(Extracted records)
☆ ☆ ☆ ☆ ☆ ☆ ☆

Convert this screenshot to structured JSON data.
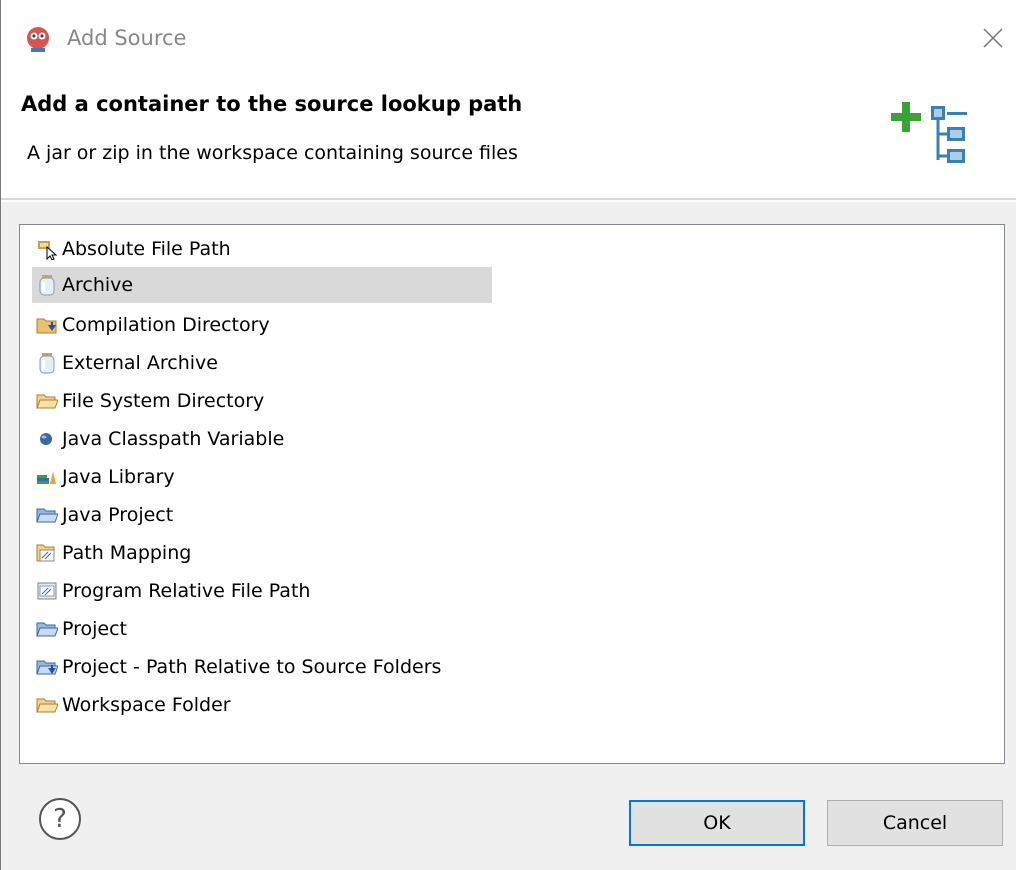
{
  "window": {
    "title": "Add Source"
  },
  "banner": {
    "title": "Add a container to the source lookup path",
    "description": "A jar or zip in the workspace containing source files"
  },
  "list": {
    "selected_index": 1,
    "items": [
      {
        "label": "Absolute File Path",
        "icon": "absolute-file-path-icon"
      },
      {
        "label": "Archive",
        "icon": "jar-icon"
      },
      {
        "label": "Compilation Directory",
        "icon": "compilation-folder-icon"
      },
      {
        "label": "External Archive",
        "icon": "jar-icon"
      },
      {
        "label": "File System Directory",
        "icon": "folder-icon"
      },
      {
        "label": "Java Classpath Variable",
        "icon": "classpath-variable-icon"
      },
      {
        "label": "Java Library",
        "icon": "library-icon"
      },
      {
        "label": "Java Project",
        "icon": "project-folder-icon"
      },
      {
        "label": "Path Mapping",
        "icon": "path-mapping-icon"
      },
      {
        "label": "Program Relative File Path",
        "icon": "program-path-icon"
      },
      {
        "label": "Project",
        "icon": "project-folder-icon"
      },
      {
        "label": "Project - Path Relative to Source Folders",
        "icon": "project-relative-icon"
      },
      {
        "label": "Workspace Folder",
        "icon": "folder-icon"
      }
    ]
  },
  "buttons": {
    "help": "?",
    "ok": "OK",
    "cancel": "Cancel"
  },
  "colors": {
    "selection": "#d9d9d9",
    "default_button_border": "#0078d7",
    "add_green": "#3aa335",
    "tree_blue": "#3c7fb1"
  }
}
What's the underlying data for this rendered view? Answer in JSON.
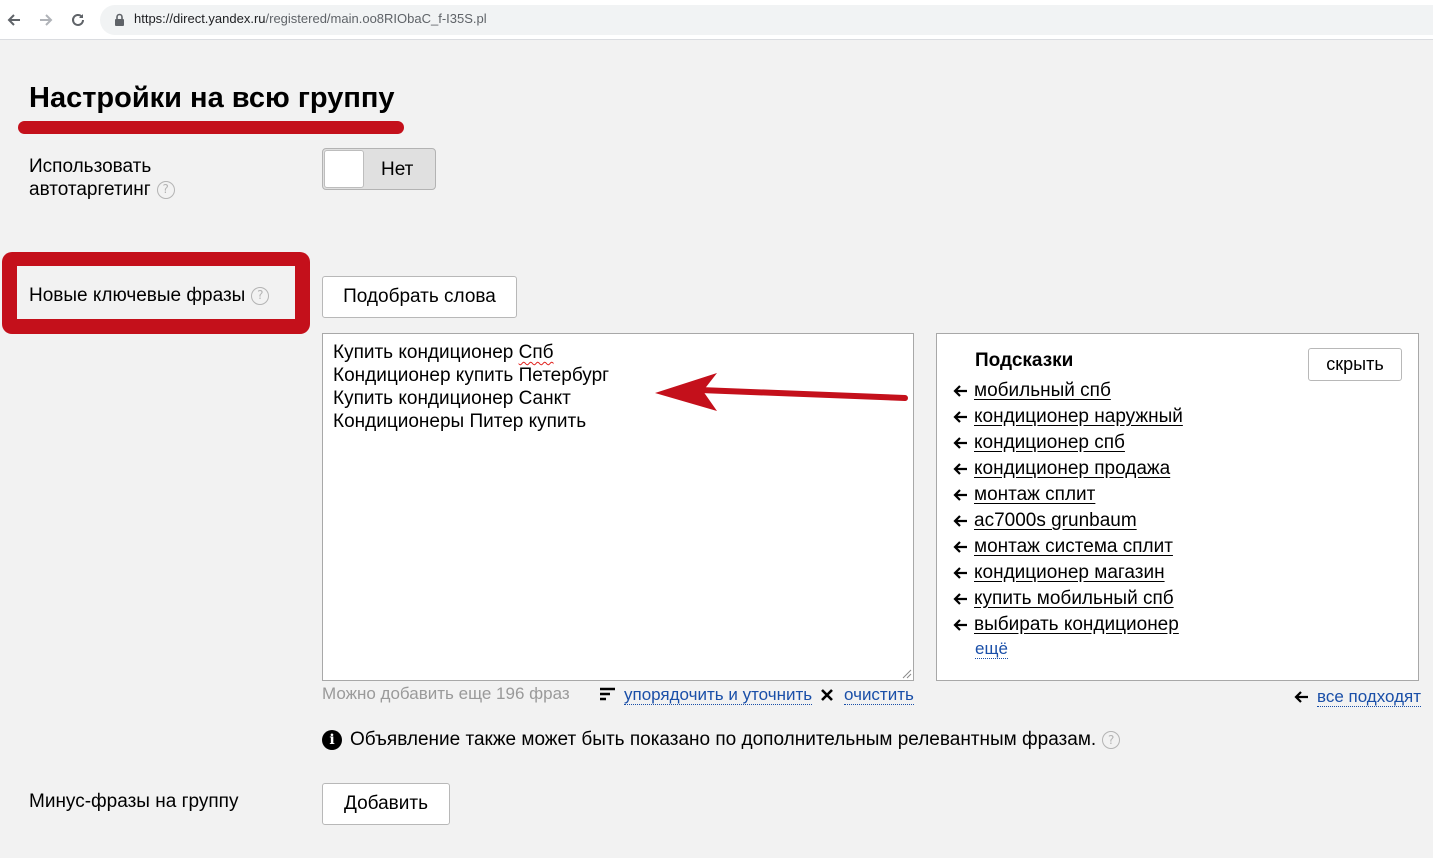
{
  "browser": {
    "url_host": "https://direct.yandex.ru",
    "url_path": "/registered/main.oo8RIObaC_f-I35S.pl"
  },
  "page": {
    "title": "Настройки на всю группу"
  },
  "autotargeting": {
    "label_line1": "Использовать",
    "label_line2": "автотаргетинг",
    "help": "?",
    "toggle_value": "Нет",
    "enabled": false
  },
  "keywords": {
    "label": "Новые ключевые фразы",
    "help": "?",
    "pick_button": "Подобрать слова",
    "phrases": [
      "Купить кондиционер Спб",
      "Кондиционер купить Петербург",
      "Купить кондиционер Санкт",
      "Кондиционеры Питер купить"
    ],
    "phrase1_prefix": "Купить кондиционер ",
    "phrase1_word": "Спб",
    "remaining_note": "Можно добавить еще 196 фраз",
    "sort_link": "упорядочить и уточнить",
    "clear_link": "очистить"
  },
  "hints": {
    "title": "Подсказки",
    "hide_button": "скрыть",
    "items": [
      "мобильный спб",
      "кондиционер наружный",
      "кондиционер спб",
      "кондиционер продажа",
      "монтаж сплит",
      "ac7000s grunbaum",
      "монтаж система сплит",
      "кондиционер магазин",
      "купить мобильный спб",
      "выбирать кондиционер"
    ],
    "more_link": "ещё",
    "all_fit_link": "все подходят"
  },
  "info": {
    "icon": "i",
    "text": "Объявление также может быть показано по дополнительным релевантным фразам.",
    "help": "?"
  },
  "negative": {
    "label": "Минус-фразы на группу",
    "add_button": "Добавить"
  },
  "colors": {
    "annotation_red": "#c4101b",
    "link_blue": "#1a4fa8",
    "background": "#f2f2f2"
  },
  "icons": [
    "back-arrow-icon",
    "forward-arrow-icon",
    "reload-icon",
    "lock-icon",
    "help-icon",
    "left-arrow-icon",
    "sort-icon",
    "close-icon",
    "info-icon",
    "resize-grip-icon"
  ]
}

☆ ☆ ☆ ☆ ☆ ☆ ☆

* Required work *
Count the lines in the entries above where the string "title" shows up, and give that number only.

* Result of this task *
4